  • The use of equipment and assistive devices, such as:
    • Wheelchairs
    • Walkers
    • Braces
    • Orthotics
  • Home exercise programs

Can Physical Therapy Help Spina Bifida?


Physical therapy is important when it comes to both the management and treatment of spina bifida symptoms.

A physical therapist can begin working with a patient at birth to help them reach developmental milestones and improve movement and independence.

Long-term, physical therapy for spina bifida can help prevent or reduce complications such as tethered cord syndrome, urinary tract infections, or neurogenic bladder.

Physical Therapy Exercises for Spina Bifida

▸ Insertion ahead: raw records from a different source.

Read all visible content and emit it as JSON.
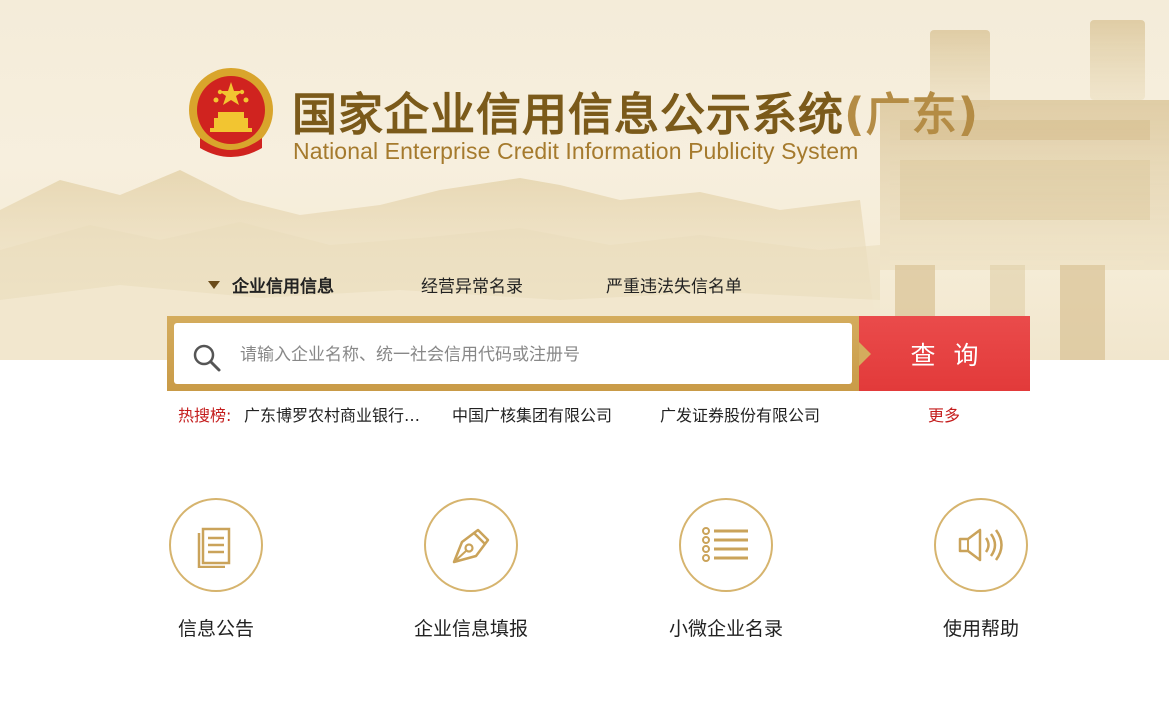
{
  "header": {
    "title_main": "国家企业信用信息公示系统",
    "title_region": "(广东)",
    "title_en": "National Enterprise Credit Information Publicity System",
    "emblem_icon": "national-emblem-icon"
  },
  "tabs": [
    {
      "label": "企业信用信息",
      "active": true
    },
    {
      "label": "经营异常名录",
      "active": false
    },
    {
      "label": "严重违法失信名单",
      "active": false
    }
  ],
  "search": {
    "placeholder": "请输入企业名称、统一社会信用代码或注册号",
    "value": "",
    "button_label": "查询",
    "icon": "search-icon"
  },
  "hot_search": {
    "label": "热搜榜:",
    "items": [
      "广东博罗农村商业银行…",
      "中国广核集团有限公司",
      "广发证券股份有限公司"
    ],
    "more_label": "更多"
  },
  "features": [
    {
      "label": "信息公告",
      "icon": "document-icon"
    },
    {
      "label": "企业信息填报",
      "icon": "pen-icon"
    },
    {
      "label": "小微企业名录",
      "icon": "list-icon"
    },
    {
      "label": "使用帮助",
      "icon": "speaker-icon"
    }
  ],
  "colors": {
    "gold": "#c99b48",
    "search_button": "#e8444a",
    "hot_label": "#c41c1c",
    "title_brown": "#7b5a1a"
  }
}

Hamstring Stretch

To do a hamstring stretch:

  1. Sit in a chair with one leg extended forward as best you can.
  2. With your knee and back straight, gently lean toward your toes.
  3. Hold for 10–30 seconds before repeating on the other leg.

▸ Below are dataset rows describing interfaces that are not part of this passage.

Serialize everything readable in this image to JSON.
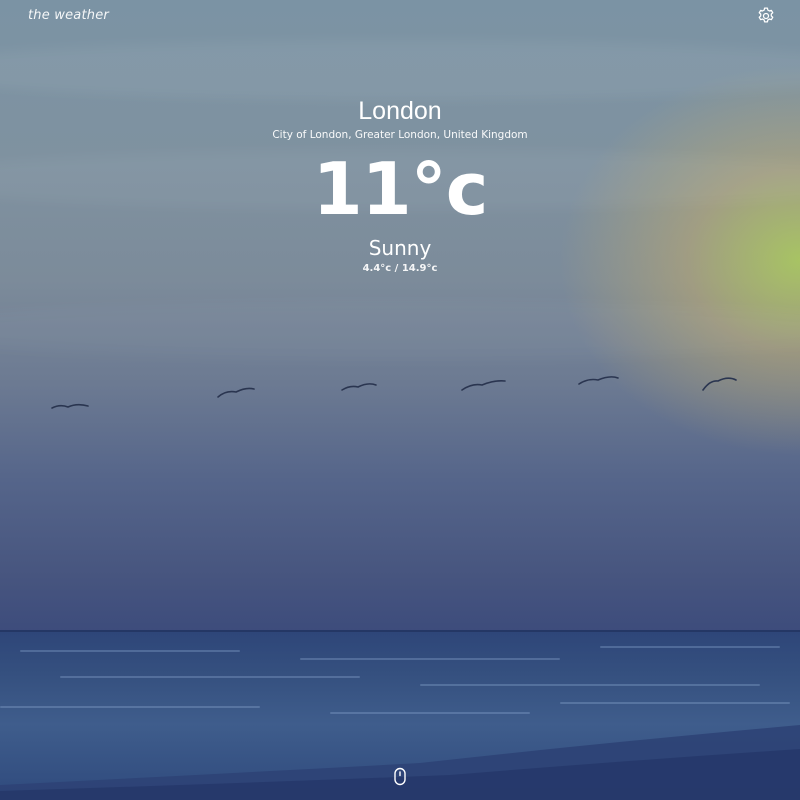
{
  "app": {
    "title": "the weather"
  },
  "location": {
    "city": "London",
    "region": "City of London, Greater London, United Kingdom"
  },
  "weather": {
    "temperature": "11°c",
    "condition": "Sunny",
    "range": "4.4°c / 14.9°c"
  },
  "icons": {
    "settings": "gear-icon",
    "scroll": "mouse-icon"
  },
  "colors": {
    "text": "#ffffff"
  }
}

You will need an exercise band for this exercise. To do rowing:

  1. Squeeze your shoulder blades together.
  2. Slowly pull back on the exercise band (like you’re rowing).
  3. Repeat 10 times.

Arm Extensions

You will need an exercise band for this exercise. To do arm extensions:

  1. Extend your arms while holding the resistance band out in front of you.
  2. Pull the band out and across, horizontally. 
  3. Hold for a count of five, then relax.
  4. Repeat 10 times.

How Spina Bifida Physical Therapy at In Motion O.C. Can Help

If you or someone you love has spina bifida, the professional team at In Motion O.C. can help.

They’ll perform a thorough evaluation and physical exam that will include:

  • Gathering birth and developmental history
  • Asking general health questions
  • Conducting motor development tests

Then, once they understand the patient’s specific strengths and limitations, they will create a specialized plan designed to meet the individual’s unique needs.

In Motion O.C. has helped many patients with spina bifida — and we have reviews and testimonials to prove it. 

We’re also the #1 physical therapist in the entire country on Yelp, so you can be confident you’re in good hands.

Trust the professionals at In Motion O.C. for the most comprehensive physical therapy interventions for spina bifida. 

Request a free screening today.


The content in this blog should not be used in place of direct medical advice/treatment and is solely for informational purposes.

In Motion O.C.